On a related but different note, is he the first to use that Tom, Dick and Francis/Harry thing? When did it turn into Harry?
I love it when Shakespeare comes up at lunch. We were talking about with a coworker who’d been in Midsummer, and I asked whether his production had been on the light and glitzy side, or touched on some of the darker bits. This might be the play that kindergarten kids get to dress up as fairies, but it’s also the play where a husband drugs his wife and sends her off to be with an animal until he gets everything he wants.
Which led to this question. I’ve seen “Best Marriage in Shakespeare” done before (and we’ve done it here), and the Macbeths often win that one. They’re made for each other.
So how about the most dysfunctional? Define that however you like.
I am going to go ahead and disqualify Othello right off the bat. If you actually kill your wife during the course of the play then it’s just too easy.
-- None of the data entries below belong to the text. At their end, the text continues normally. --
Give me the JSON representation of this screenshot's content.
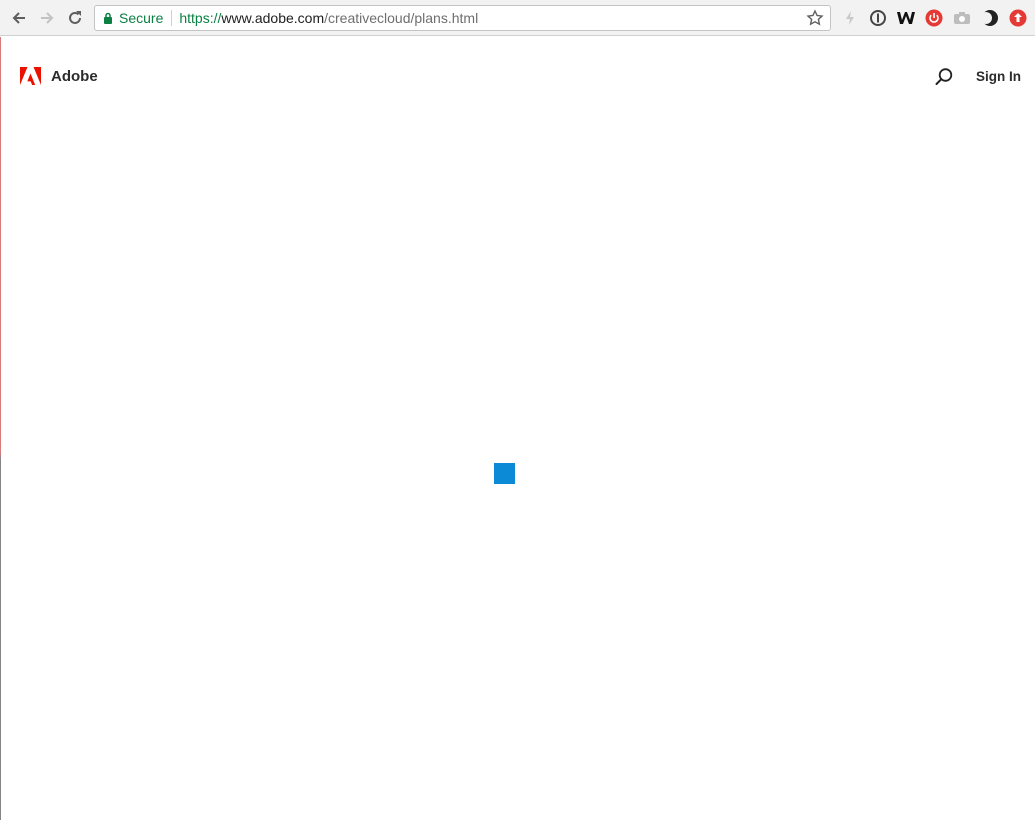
{
  "browser": {
    "secure_label": "Secure",
    "url": {
      "protocol": "https://",
      "host": "www.adobe.com",
      "path": "/creativecloud/plans.html"
    },
    "extensions": [
      "flash-icon",
      "onepassword-icon",
      "w-extension-icon",
      "power-extension-icon",
      "camera-icon",
      "dark-moon-icon",
      "upload-extension-icon"
    ]
  },
  "site": {
    "brand": "Adobe",
    "sign_in": "Sign In"
  },
  "colors": {
    "adobe_red": "#eb1000",
    "loader_blue": "#0d8ad6",
    "secure_green": "#0b8043"
  }
}
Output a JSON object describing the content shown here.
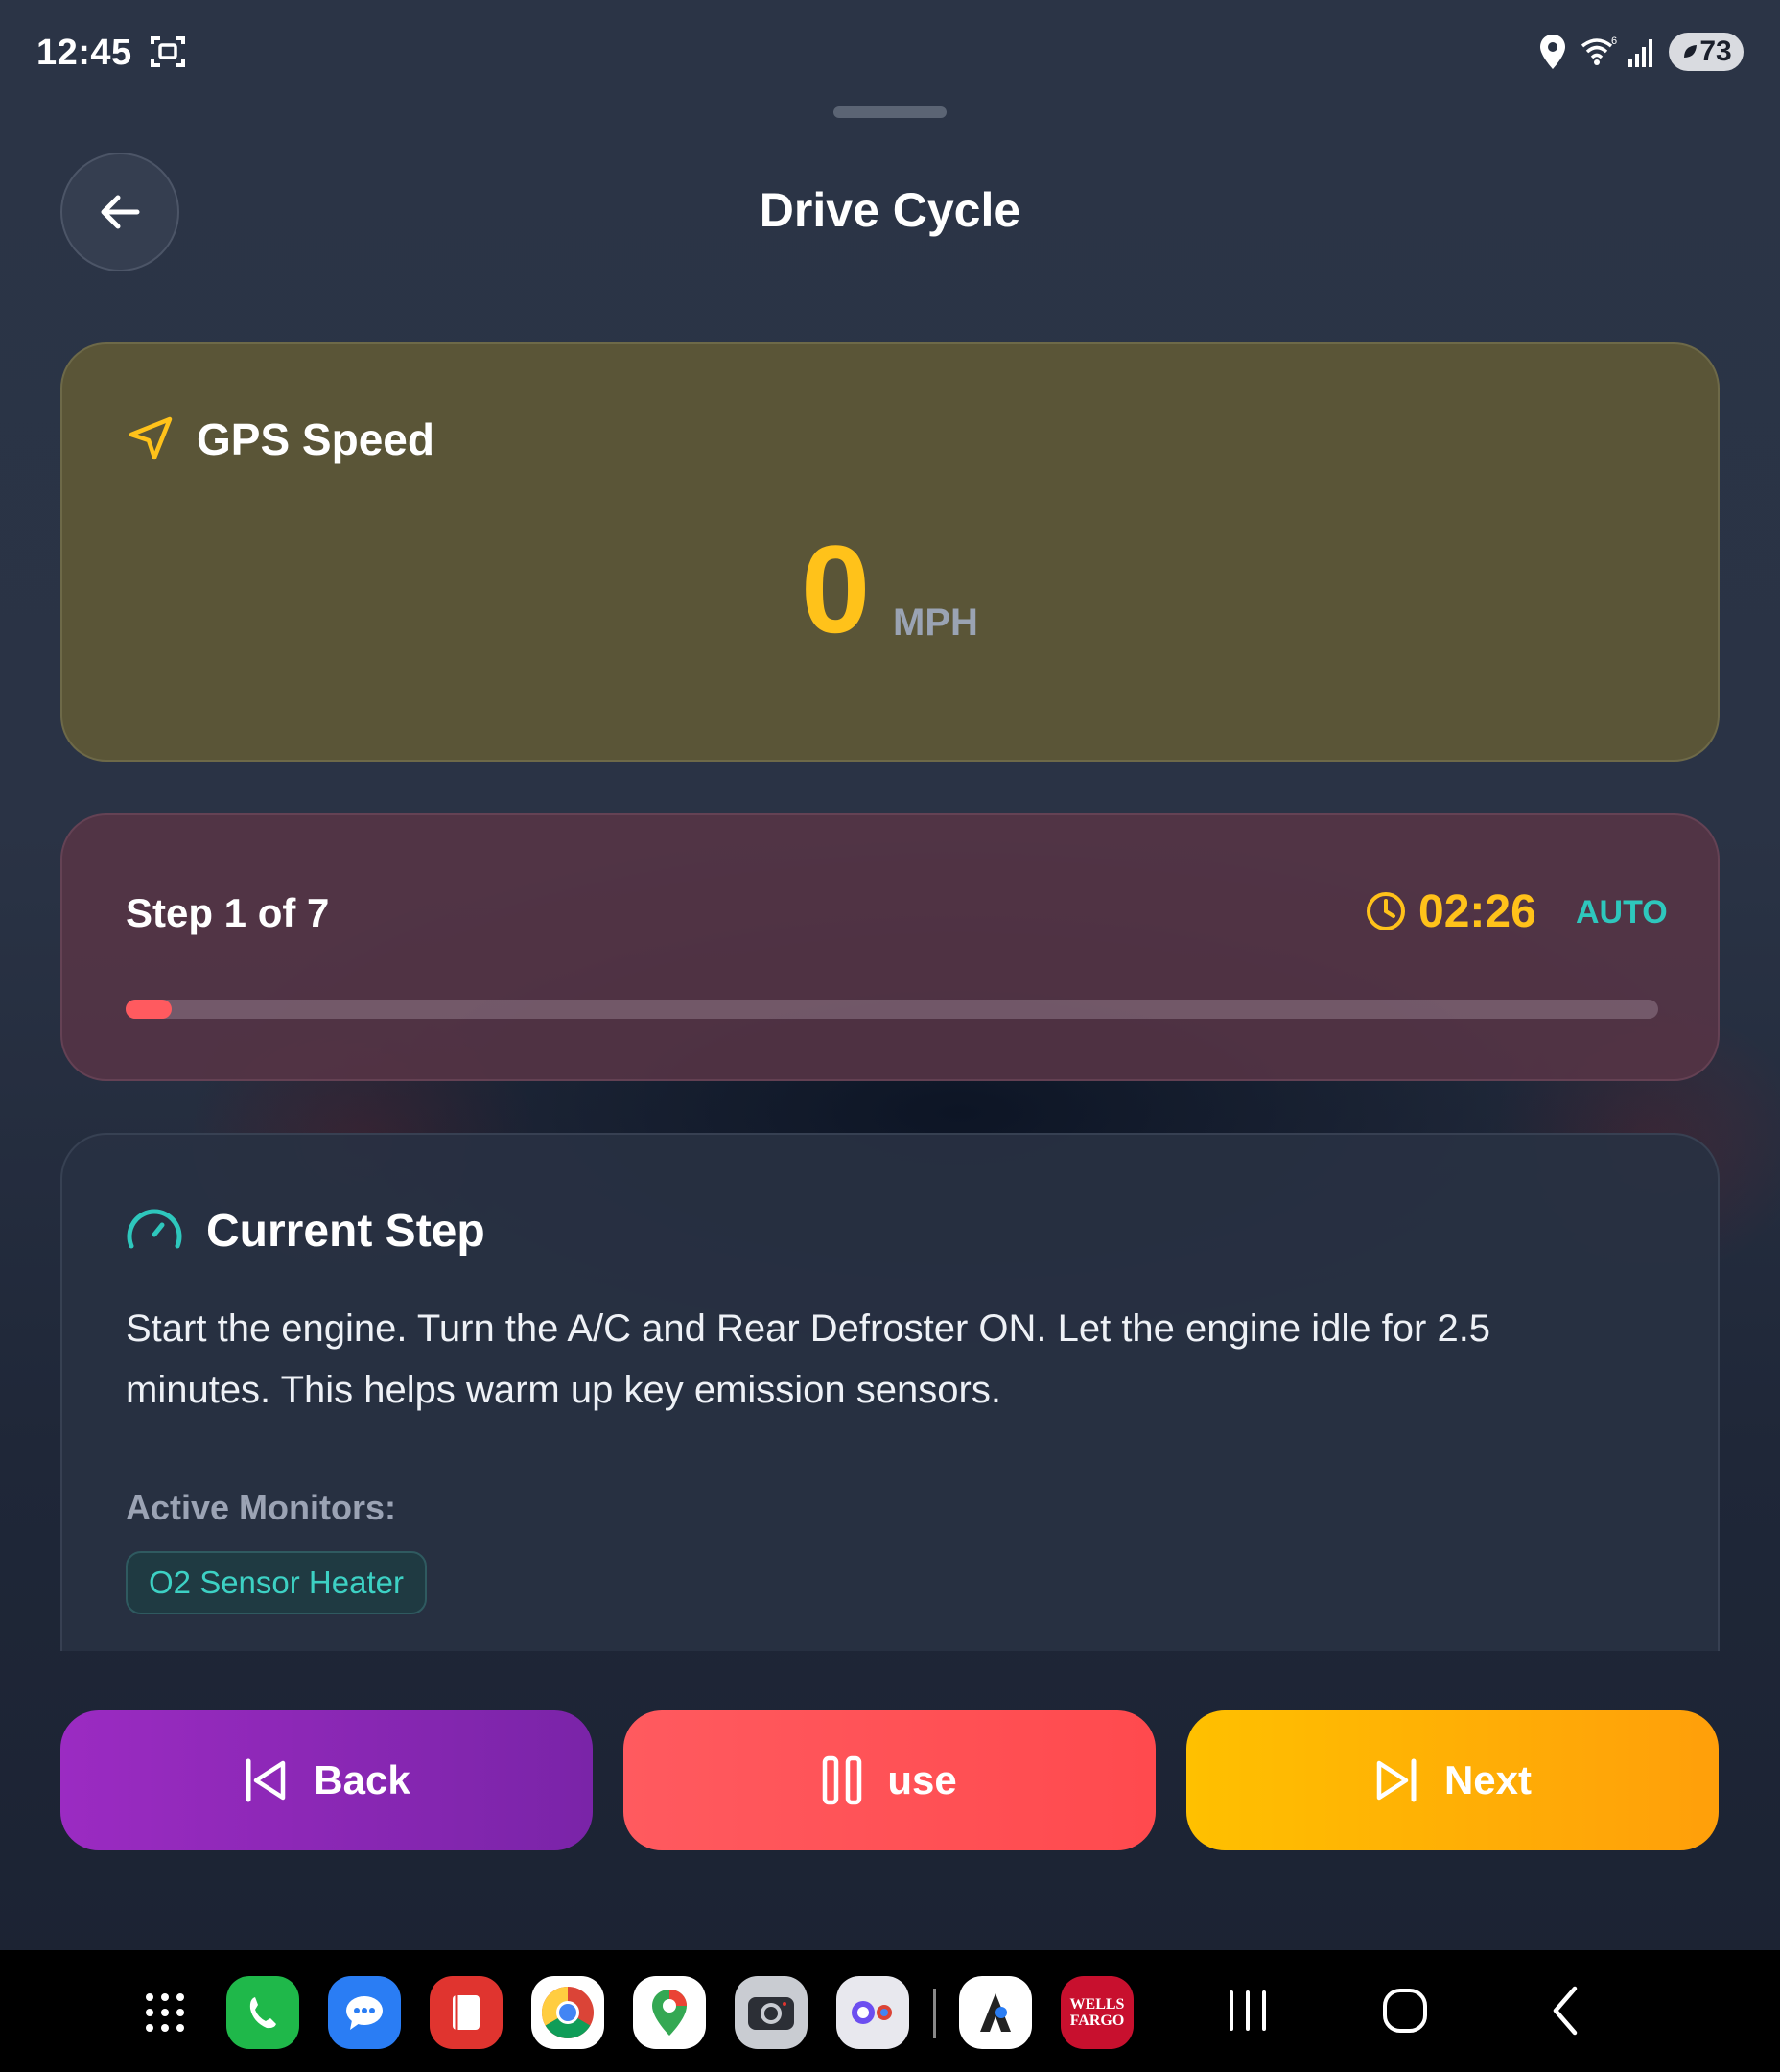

And that goes for both Othello and Iago in that one. Claudius gets a pass because that was an accident.
Kate and Petruchio? Whether or not you intrepret the play’s ending as happy doesn’t necessarily mean that their relationship is a healthy one. What about the Twelfth Night couples? When you realize that the person you married isn’t the person you thought you were marrying, can you just roll with it and end up happy?
Mention the word “aglet” to children of a certain age (and their parents) and they’ll all point to the Phineas and Ferb episode that drilled the word into our heads forever:
If you have no idea, and don’t feel like clicking that, an aglet is the name of that hard little thing at the end of your shoelace that keeps it from fraying, allowing it to easily thread through the holes.
So why, I wondered, was there a post saved in my newsfeeds this morning entitled “This Post Will Change Your Life” and featuring a picture of aglets? I have several automatic services that search for Shakespeare references and save links so it’s not unusual to see random things in my newsfeed, but this was a new one.
I assume that it’s a throwaway reference that’s just noise, like how every time somebody mentions Gwynneth Paltrow they inevitably say “Academy Award-winning Shakespeare in Love actress” but I click anyway and see this:
Before the invention of buttons, they were used on the ends of the ribbons used to fasten clothing together. Sometimes they were formed into small figures. Shakespeare calls this type of figure an “aglet baby” in The Taming of the Shrew.
Wait, what? Now I’m thinking this is a humor piece and that’s a joke, praising the eternal usefulness of the aglet.
But we check these things, and, would you look at that…
Nay, look you, sir, he tells you flatly what his
mind is: Why give him gold enough and marry him to
a puppet or an aglet-baby; or an old trot with ne’er
a tooth in her head, though she have as many diseases
as two and fifty horses: why, nothing comes amiss,
so money comes withal.
Learn something new every day. In all the years I’ve been reading that play I never made the connection. Now I can just picture kids in high school being forced to read Shakespeare, glossary in hand, and thinking, “Aglet baby? That sounds like that thing on the end of your shoelace. THAT can’t be right.”